4. The Immortal Life of Henrietta Lacks by Rebecca Skloot: The powerful true story of the woman whose cells (called HeLa) survive to this day. She died of cervical cancer in the fifties, and doctors took cells from her body without her family's permission. The cells have been used for everything from developing the polio vaccine to testing the effects of outer space and atom bombs. Medical companies have made tons of money off her cells, but her family can't even afford health insurance. A troubling and brilliant book that raises some very important questions about ethics, race, and science.

5. Rapture Ready! by Daniel Radosh: A wildly entertaining book in which the (Jewish) author explores the lucrative world of Christian pop culture. He visited a Christian retail show and looked at everything from golf balls imprinted with Bible verses to Salvation Challenge, a board game so awful that "the only people I could imagine enjoying [it] were Rod and Todd Flanders". He also went to the Holy Land Experience theme park in Orlando, explored the abstinence movement, and talked to Rob Adonis, the founder of Ultimate Christian Wrestling. Many of these anecdotes are hysterically funny, and often in a snarky way (oh, does he ever rip on Stephen Baldwin), but I thought he was generally fair. (Though ultraconservative Christians would no doubt disagree with me.)

6. People Are Unappealing by Sara Barron: A hysterically funny collection of essays covering everything from the author's stint as an Olive Garden waitress (where on one memorable occasion a customer asked her if a pork dish was vegetarian) to landing a date with her dream guy and discovering his pee fetish.

7. Orange Is the New Black by Piper Kerman: Shortly after graduating from college, the author's girlfriend convinced her to smuggle money for a West African drug lord. Kerman initially enjoyed the excitement, but eventually it got too scary and she stopped doing it. She thought she'd gotten away with it, but years later the police showed up at her door and arrested her. After pleading guilty to a lesser charge, Kerman was sent to federal prison for 13 months. Her experience in prison wasn't nearly as harrowing as you might think; she made friends with several other inmates, and she was never sexually or physically assaulted. But, of course, it wasn't exactly summer camp either. A fascinating look at a place most of us will hopefully never visit, and peppered with black humor and lots of bizarre details, like a prison recipe for cheesecake (ingredients: graham crackers, 4 pats of margarine, Laughing Cow cheese, vanilla pudding, Cremora, and a squeeze bottle of lemon juice) and how to make a dildo using a spork, a maxipad, and a rubber finger cut from a glove. Crafty!
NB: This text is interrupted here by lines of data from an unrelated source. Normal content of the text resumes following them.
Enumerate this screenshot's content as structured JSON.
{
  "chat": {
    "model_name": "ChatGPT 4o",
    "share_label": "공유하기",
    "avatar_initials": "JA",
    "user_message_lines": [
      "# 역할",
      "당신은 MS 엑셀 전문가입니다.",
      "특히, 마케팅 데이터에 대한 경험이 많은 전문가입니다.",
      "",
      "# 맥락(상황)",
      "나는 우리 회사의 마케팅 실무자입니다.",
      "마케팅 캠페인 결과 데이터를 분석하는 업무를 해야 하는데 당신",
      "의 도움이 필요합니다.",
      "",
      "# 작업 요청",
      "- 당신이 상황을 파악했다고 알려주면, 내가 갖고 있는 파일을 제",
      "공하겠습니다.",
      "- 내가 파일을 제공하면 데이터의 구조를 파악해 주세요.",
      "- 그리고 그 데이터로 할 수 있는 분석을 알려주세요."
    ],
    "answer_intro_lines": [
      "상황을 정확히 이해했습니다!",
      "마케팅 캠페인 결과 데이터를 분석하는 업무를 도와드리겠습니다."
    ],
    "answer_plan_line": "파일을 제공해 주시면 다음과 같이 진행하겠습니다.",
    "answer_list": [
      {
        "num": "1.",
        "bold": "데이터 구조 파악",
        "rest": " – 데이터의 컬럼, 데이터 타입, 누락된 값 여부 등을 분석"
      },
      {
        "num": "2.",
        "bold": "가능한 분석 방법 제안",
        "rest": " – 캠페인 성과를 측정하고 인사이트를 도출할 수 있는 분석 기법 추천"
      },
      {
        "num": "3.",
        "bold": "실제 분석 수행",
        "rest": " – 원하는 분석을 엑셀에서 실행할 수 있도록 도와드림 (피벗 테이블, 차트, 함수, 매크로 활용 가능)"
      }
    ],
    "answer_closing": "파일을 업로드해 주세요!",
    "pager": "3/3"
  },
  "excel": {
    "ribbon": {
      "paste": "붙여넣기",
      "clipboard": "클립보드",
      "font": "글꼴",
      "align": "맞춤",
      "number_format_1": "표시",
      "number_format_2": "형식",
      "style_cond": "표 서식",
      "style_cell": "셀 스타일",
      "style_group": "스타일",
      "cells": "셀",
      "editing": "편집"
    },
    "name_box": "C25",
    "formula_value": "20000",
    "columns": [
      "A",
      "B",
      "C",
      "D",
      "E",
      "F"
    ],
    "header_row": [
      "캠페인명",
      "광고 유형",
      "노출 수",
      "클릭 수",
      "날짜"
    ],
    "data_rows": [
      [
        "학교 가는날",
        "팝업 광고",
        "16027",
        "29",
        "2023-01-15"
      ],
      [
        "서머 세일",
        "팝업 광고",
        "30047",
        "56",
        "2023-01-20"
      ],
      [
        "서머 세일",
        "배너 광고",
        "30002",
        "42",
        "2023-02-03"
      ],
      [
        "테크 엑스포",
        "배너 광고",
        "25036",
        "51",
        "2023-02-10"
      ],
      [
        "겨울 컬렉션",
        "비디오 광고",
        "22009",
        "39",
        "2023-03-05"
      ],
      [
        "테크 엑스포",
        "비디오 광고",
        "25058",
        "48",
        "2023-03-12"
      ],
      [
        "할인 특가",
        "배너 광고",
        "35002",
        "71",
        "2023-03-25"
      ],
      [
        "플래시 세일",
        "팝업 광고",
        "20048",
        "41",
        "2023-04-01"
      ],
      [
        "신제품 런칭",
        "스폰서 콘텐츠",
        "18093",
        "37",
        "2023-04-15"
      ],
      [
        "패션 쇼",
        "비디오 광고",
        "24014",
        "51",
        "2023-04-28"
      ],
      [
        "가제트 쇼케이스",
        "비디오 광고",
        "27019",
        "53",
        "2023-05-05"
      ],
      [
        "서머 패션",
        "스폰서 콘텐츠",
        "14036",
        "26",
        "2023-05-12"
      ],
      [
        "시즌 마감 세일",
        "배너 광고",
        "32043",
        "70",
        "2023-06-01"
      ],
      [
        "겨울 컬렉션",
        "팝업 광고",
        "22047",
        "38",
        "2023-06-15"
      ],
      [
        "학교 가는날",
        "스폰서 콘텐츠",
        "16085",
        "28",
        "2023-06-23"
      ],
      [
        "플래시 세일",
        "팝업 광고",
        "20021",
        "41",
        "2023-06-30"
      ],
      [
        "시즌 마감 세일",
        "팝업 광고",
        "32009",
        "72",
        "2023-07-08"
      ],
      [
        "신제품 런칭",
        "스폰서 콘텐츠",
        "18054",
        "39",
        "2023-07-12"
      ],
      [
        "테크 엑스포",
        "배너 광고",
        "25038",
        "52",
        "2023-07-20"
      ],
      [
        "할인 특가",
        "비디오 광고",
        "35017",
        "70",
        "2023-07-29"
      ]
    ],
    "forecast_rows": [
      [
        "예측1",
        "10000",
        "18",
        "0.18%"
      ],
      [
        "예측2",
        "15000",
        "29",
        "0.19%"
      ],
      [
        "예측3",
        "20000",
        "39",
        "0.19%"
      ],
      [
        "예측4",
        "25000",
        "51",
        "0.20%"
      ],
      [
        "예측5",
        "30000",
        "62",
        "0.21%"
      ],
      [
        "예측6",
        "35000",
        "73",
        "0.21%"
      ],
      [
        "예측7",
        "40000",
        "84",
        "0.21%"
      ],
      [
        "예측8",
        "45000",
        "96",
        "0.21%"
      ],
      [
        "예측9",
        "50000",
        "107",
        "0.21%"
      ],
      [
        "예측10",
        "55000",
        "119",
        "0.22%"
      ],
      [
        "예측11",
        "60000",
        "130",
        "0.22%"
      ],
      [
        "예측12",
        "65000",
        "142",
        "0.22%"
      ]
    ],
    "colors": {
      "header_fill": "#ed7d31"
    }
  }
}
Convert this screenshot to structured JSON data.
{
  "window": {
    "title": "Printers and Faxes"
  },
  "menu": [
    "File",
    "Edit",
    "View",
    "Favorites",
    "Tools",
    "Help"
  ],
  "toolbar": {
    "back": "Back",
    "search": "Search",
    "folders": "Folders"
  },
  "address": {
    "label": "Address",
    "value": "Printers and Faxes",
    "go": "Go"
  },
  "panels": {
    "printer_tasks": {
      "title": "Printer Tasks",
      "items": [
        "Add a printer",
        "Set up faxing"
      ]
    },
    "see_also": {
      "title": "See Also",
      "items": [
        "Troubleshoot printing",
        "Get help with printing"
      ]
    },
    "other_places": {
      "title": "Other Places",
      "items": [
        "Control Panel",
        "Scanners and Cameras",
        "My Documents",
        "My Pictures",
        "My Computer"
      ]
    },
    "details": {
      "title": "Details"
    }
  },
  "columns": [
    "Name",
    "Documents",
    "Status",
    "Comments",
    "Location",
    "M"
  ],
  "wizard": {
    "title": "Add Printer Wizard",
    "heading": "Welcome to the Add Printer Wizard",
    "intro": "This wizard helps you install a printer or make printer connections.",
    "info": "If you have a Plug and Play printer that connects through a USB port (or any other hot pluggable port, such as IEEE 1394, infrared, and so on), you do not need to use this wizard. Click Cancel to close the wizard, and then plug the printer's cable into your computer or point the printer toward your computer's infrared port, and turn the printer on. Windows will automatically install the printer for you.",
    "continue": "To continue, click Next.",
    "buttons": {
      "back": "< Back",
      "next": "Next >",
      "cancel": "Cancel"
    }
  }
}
8. I Don't Care About Your Band by Julie Klausner: An uproariously funny book about the author's many disastrous relationships. My favorite parts: when she talks about having a sexual awakening over a Night Court episode she watched during a slumber party ("I had a case of 12-year-old blue clit that an army of Coreys couldn't slake") and the inherent unfairness of girl/girl/guy threesomes. "With the exception of maybe Oskar Schindler, I don't believe there's a man who's ever lived who deserved sex with more than one woman at a time...Isn't it enough that they run society? A guy claiming he's entitled to a three-way with two women is like a chubby kid demanding frosting on his Snickers bar."

9. Role Models by John Waters: The famously filthy filmmaker talks about some of his favorite people, ranging from a lesbian stripper named Zorro to "Manson girl" Leslie Van Houten. As you'd expect, several of the chapters are funny and eye-opening ("blow roasts" HAVE to be an urban legend!), but this book can also be surprisingly poignant.

10. Packing for Mars by Mary Roach: It's a testament to this author that I read a book on outer space just because she wrote it. In her usual informative but funny style, Roach covers topics ranging from the hassles of crapping in space (let's just say the term "fecal popcorn" is used) to the unfair reputation of "astrochimp" Enos as an unrepentant masturbator.